Exercise brief =>
For every line in the records that has the word "記事一覧", make a copy.

•••••

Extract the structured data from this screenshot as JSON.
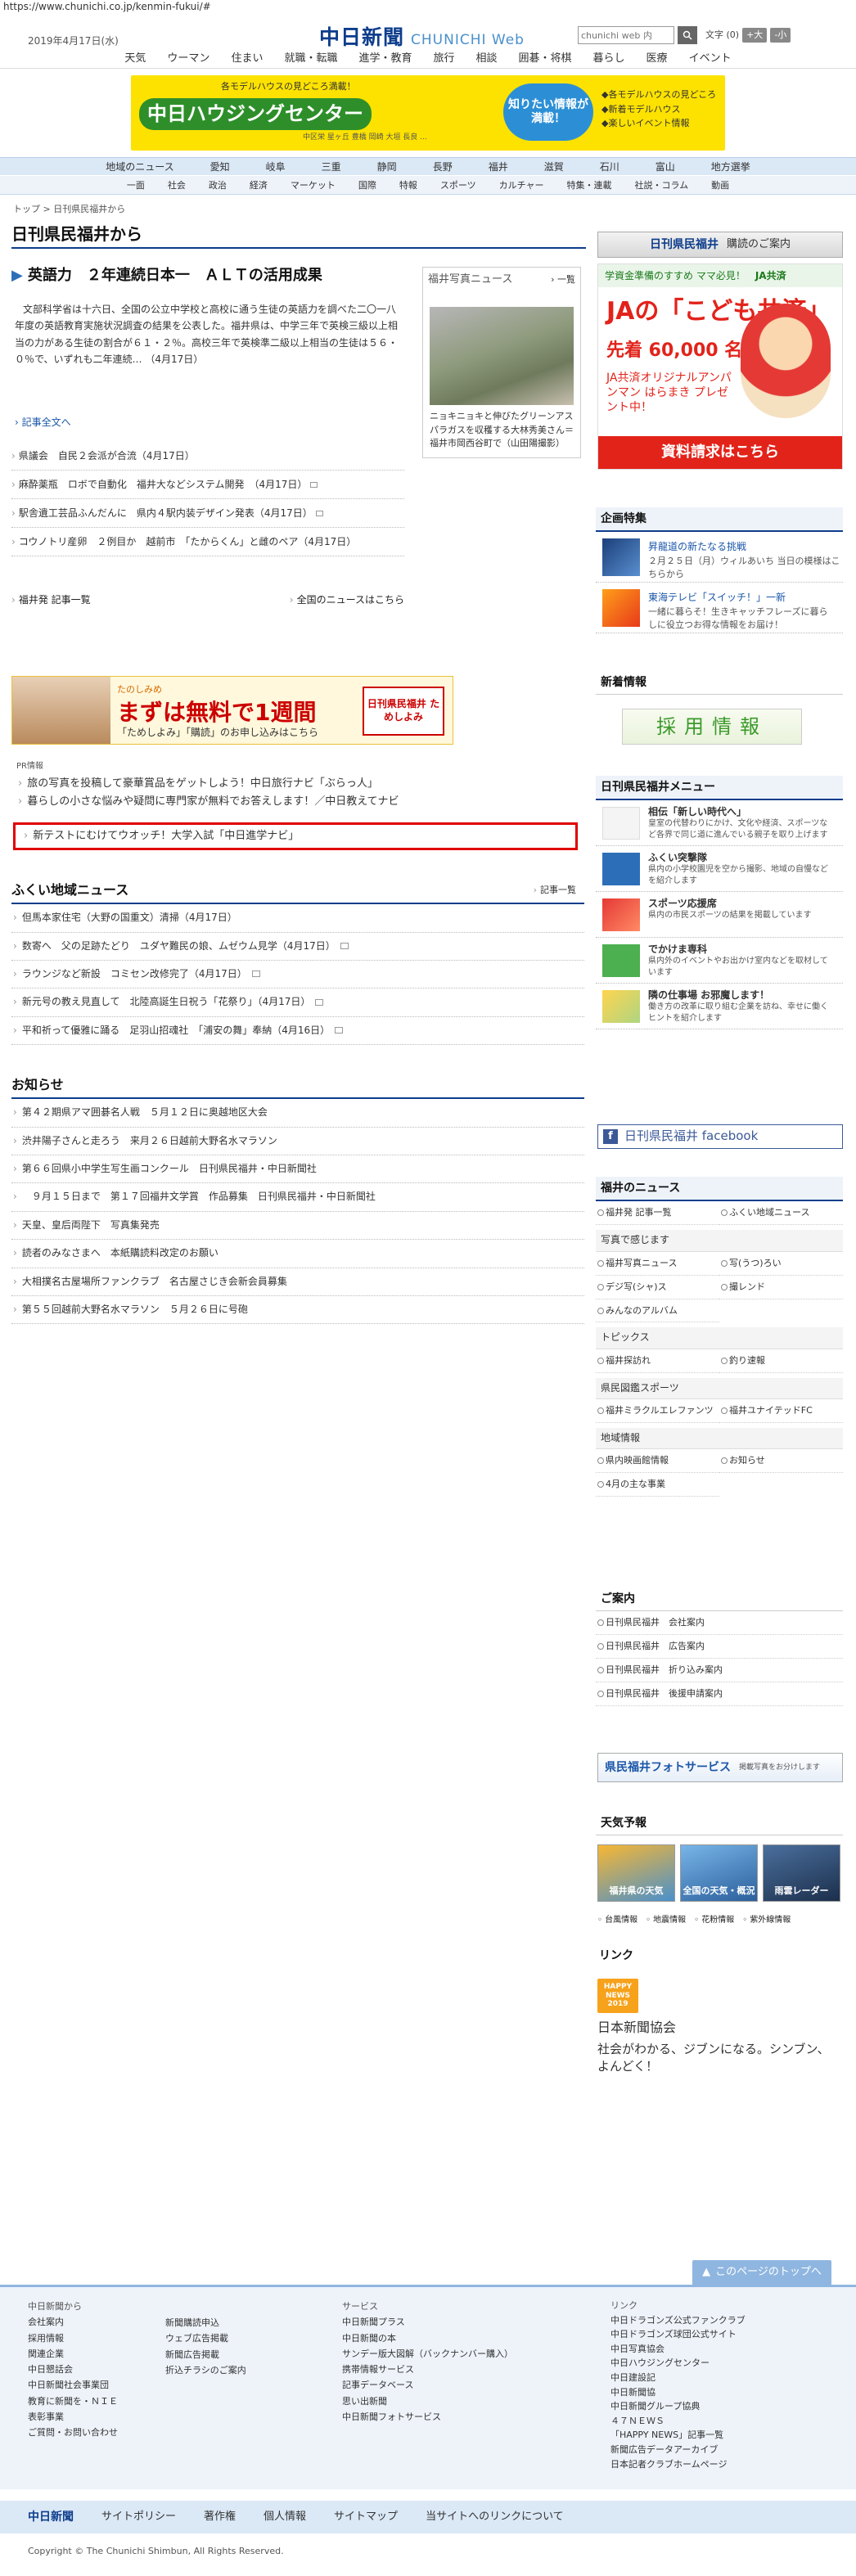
{
  "browser": {
    "url": "https://www.chunichi.co.jp/kenmin-fukui/#"
  },
  "header": {
    "date": "2019年4月17日(水)",
    "logo_kanji": "中日新聞",
    "logo_web": "CHUNICHI Web",
    "search_placeholder": "chunichi web 内",
    "font_label": "文字",
    "font_size": "(0)",
    "font_up": "+大",
    "font_down": "-小"
  },
  "top_nav": [
    "天気",
    "ウーマン",
    "住まい",
    "就職・転職",
    "進学・教育",
    "旅行",
    "相談",
    "囲碁・将棋",
    "暮らし",
    "医療",
    "イベント"
  ],
  "banner_top": {
    "title": "中日ハウジングセンター",
    "sub": "各モデルハウスの見どころ満載！",
    "bubble": "知りたい情報が満載！",
    "list": [
      "◆各モデルハウスの見どころ",
      "◆新着モデルハウス",
      "◆楽しいイベント情報"
    ],
    "small": "中区栄 星ヶ丘 豊橋 岡崎 大垣 長良 ..."
  },
  "region_nav": [
    "地域のニュース",
    "愛知",
    "岐阜",
    "三重",
    "静岡",
    "長野",
    "福井",
    "滋賀",
    "石川",
    "富山",
    "地方選挙"
  ],
  "category_nav": [
    "一面",
    "社会",
    "政治",
    "経済",
    "マーケット",
    "国際",
    "特報",
    "スポーツ",
    "カルチャー",
    "特集・連載",
    "社説・コラム",
    "動画"
  ],
  "breadcrumb": "トップ > 日刊県民福井から",
  "page_title": "日刊県民福井から",
  "lead": {
    "headline": "英語力　２年連続日本一　ＡＬＴの活用成果",
    "body": "文部科学省は十六日、全国の公立中学校と高校に通う生徒の英語力を調べた二〇一八年度の英語教育実施状況調査の結果を公表した。福井県は、中学三年で英検三級以上相当の力がある生徒の割合が６１・２％。高校三年で英検準二級以上相当の生徒は５６・０％で、いずれも二年連続… （4月17日）",
    "more": "記事全文へ"
  },
  "news": [
    "県議会　自民２会派が合流（4月17日）",
    "麻酔薬瓶　ロボで自動化　福井大などシステム開発　（4月17日）",
    "駅舎遺工芸品ふんだんに　県内４駅内装デザイン発表（4月17日）",
    "コウノトリ産卵　２例目か　越前市　「たからくん」と雌のペア（4月17日）"
  ],
  "news_footer": {
    "left": "福井発 記事一覧",
    "right": "全国のニュースはこちら"
  },
  "photo_news": {
    "title": "福井写真ニュース",
    "more": "一覧",
    "caption": "ニョキニョキと伸びたグリーンアスパラガスを収穫する大林秀美さん＝福井市岡西谷町で（山田陽撮影）"
  },
  "ad_mid": {
    "brand": "たのしみめ",
    "main": "まずは無料で1週間",
    "sub": "「ためしよみ」「購読」のお申し込みはこちら",
    "right": "日刊県民福井 ためしよみ"
  },
  "pr": {
    "label": "PR情報",
    "items": [
      "旅の写真を投稿して豪華賞品をゲットしよう！中日旅行ナビ「ぶらっ人」",
      "暮らしの小さな悩みや疑問に専門家が無料でお答えします！／中日教えてナビ"
    ],
    "highlight": "新テストにむけてウオッチ！大学入試「中日進学ナビ」"
  },
  "local": {
    "title": "ふくい地域ニュース",
    "more": "記事一覧",
    "items": [
      "但馬本家住宅（大野の国重文）清掃（4月17日）",
      "数寄へ　父の足跡たどり　ユダヤ難民の娘、ムゼウム見学（4月17日）",
      "ラウンジなど新設　コミセン改修完了（4月17日）",
      "新元号の教え見直して　北陸高誕生日祝う「花祭り」（4月17日）",
      "平和祈って優雅に踊る　足羽山招魂社　「浦安の舞」奉納（4月16日）"
    ]
  },
  "notice": {
    "title": "お知らせ",
    "items": [
      "第４２期県アマ囲碁名人戦　５月１２日に奥越地区大会",
      "渋井陽子さんと走ろう　来月２６日越前大野名水マラソン",
      "第６６回県小中学生写生画コンクール　日刊県民福井・中日新聞社",
      "　９月１５日まで　第１７回福井文学賞　作品募集　日刊県民福井・中日新聞社",
      "天皇、皇后両陛下　写真集発売",
      "読者のみなさまへ　本紙購読料改定のお願い",
      "大相撲名古屋場所ファンクラブ　名古屋さじき会新会員募集",
      "第５５回越前大野名水マラソン　５月２６日に号砲"
    ]
  },
  "right": {
    "banner": {
      "brand": "日刊県民福井",
      "text": "購読のご案内"
    },
    "ad": {
      "top": "学資金準備のすすめ ママ必見！",
      "brand": "JA共済",
      "headline": "JAの「こども共済」",
      "count": "先着 60,000 名様",
      "gift": "JA共済オリジナルアンパンマン はらまき プレゼント中！",
      "button": "資料請求はこちら"
    },
    "features": {
      "title": "企画特集",
      "items": [
        {
          "title": "昇龍道の新たなる挑戦",
          "desc": "２月２５日（月）ウィルあいち 当日の模様はこちらから"
        },
        {
          "title": "東海テレビ「スイッチ！」一新",
          "desc": "一緒に暮らそ！生きキャッチフレーズに暮らしに役立つお得な情報をお届け！"
        }
      ]
    },
    "new_info": {
      "title": "新着情報",
      "recruit": "採用情報"
    },
    "menu": {
      "title": "日刊県民福井メニュー",
      "items": [
        {
          "title": "相伝「新しい時代へ」",
          "desc": "皇室の代替わりにかけ、文化や経済、スポーツなど各界で同じ道に進んでいる親子を取り上げます"
        },
        {
          "title": "ふくい突撃隊",
          "desc": "県内の小学校園児を空から撮影、地域の自慢などを紹介します"
        },
        {
          "title": "スポーツ応援席",
          "desc": "県内の市民スポーツの結果を掲載しています"
        },
        {
          "title": "でかけま専科",
          "desc": "県内外のイベントやお出かけ室内などを取材しています"
        },
        {
          "title": "隣の仕事場 お邪魔します！",
          "desc": "働き方の改革に取り組む企業を訪ね、幸せに働くヒントを紹介します"
        }
      ]
    },
    "facebook": "日刊県民福井 facebook",
    "fukui_news": {
      "title": "福井のニュース",
      "links": [
        "福井発 記事一覧",
        "ふくい地域ニュース"
      ],
      "photo_title": "写真で感じます",
      "photo_links": [
        "福井写真ニュース",
        "写(うつ)ろい",
        "デジ写(シャ)ス",
        "撮レンド",
        "みんなのアルバム"
      ],
      "topics_title": "トピックス",
      "topics_links": [
        "福井探訪れ",
        "釣り速報"
      ],
      "sports_title": "県民図鑑スポーツ",
      "sports_links": [
        "福井ミラクルエレファンツ",
        "福井ユナイテッドFC"
      ],
      "area_title": "地域情報",
      "area_links": [
        "県内映画館情報",
        "お知らせ",
        "4月の主な事業"
      ]
    },
    "guide": {
      "title": "ご案内",
      "items": [
        "日刊県民福井　会社案内",
        "日刊県民福井　広告案内",
        "日刊県民福井　折り込み案内",
        "日刊県民福井　後援申請案内"
      ]
    },
    "photo_service": {
      "title": "県民福井フォトサービス",
      "desc": "掲載写真をお分けします"
    },
    "weather": {
      "title": "天気予報",
      "boxes": [
        "福井県の天気",
        "全国の天気・概況",
        "雨雲レーダー"
      ],
      "links": [
        "台風情報",
        "地震情報",
        "花粉情報",
        "紫外線情報"
      ]
    },
    "link": {
      "title": "リンク",
      "badge": "HAPPY NEWS 2019",
      "org": "日本新聞協会",
      "desc": "社会がわかる、ジブンになる。シンブン、よんどく！"
    }
  },
  "footer": {
    "totop": "このページのトップへ",
    "col1_title": "中日新聞から",
    "col1": [
      "会社案内",
      "採用情報",
      "関連企業",
      "中日懇話会",
      "中日新聞社会事業団",
      "教育に新聞を・ＮＩＥ",
      "表彰事業",
      "ご質問・お問い合わせ"
    ],
    "col2": [
      "新聞購読申込",
      "ウェブ広告掲載",
      "新聞広告掲載",
      "折込チラシのご案内"
    ],
    "col3_title": "サービス",
    "col3": [
      "中日新聞プラス",
      "中日新聞の本",
      "サンデー版大図解（バックナンバー購入）",
      "携帯情報サービス",
      "記事データベース",
      "思い出新聞",
      "中日新聞フォトサービス"
    ],
    "col4_title": "リンク",
    "col4": [
      "中日ドラゴンズ公式ファンクラブ",
      "中日ドラゴンズ球団公式サイト",
      "中日写真協会",
      "中日ハウジングセンター",
      "中日建設記",
      "中日新聞協",
      "中日新聞グループ協典",
      "４７ＮＥＷＳ",
      "「HAPPY NEWS」記事一覧",
      "新聞広告データアーカイブ",
      "日本記者クラブホームページ"
    ],
    "bar_logo": "中日新聞",
    "bar": [
      "サイトポリシー",
      "著作権",
      "個人情報",
      "サイトマップ",
      "当サイトへのリンクについて"
    ],
    "copyright": "Copyright © The Chunichi Shimbun, All Rights Reserved."
  }
}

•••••

Answer to this exercise =>
    "left": "福井発 記事一覧",
    "more": "記事一覧",
        "福井発 記事一覧",
      "「HAPPY NEWS」記事一覧",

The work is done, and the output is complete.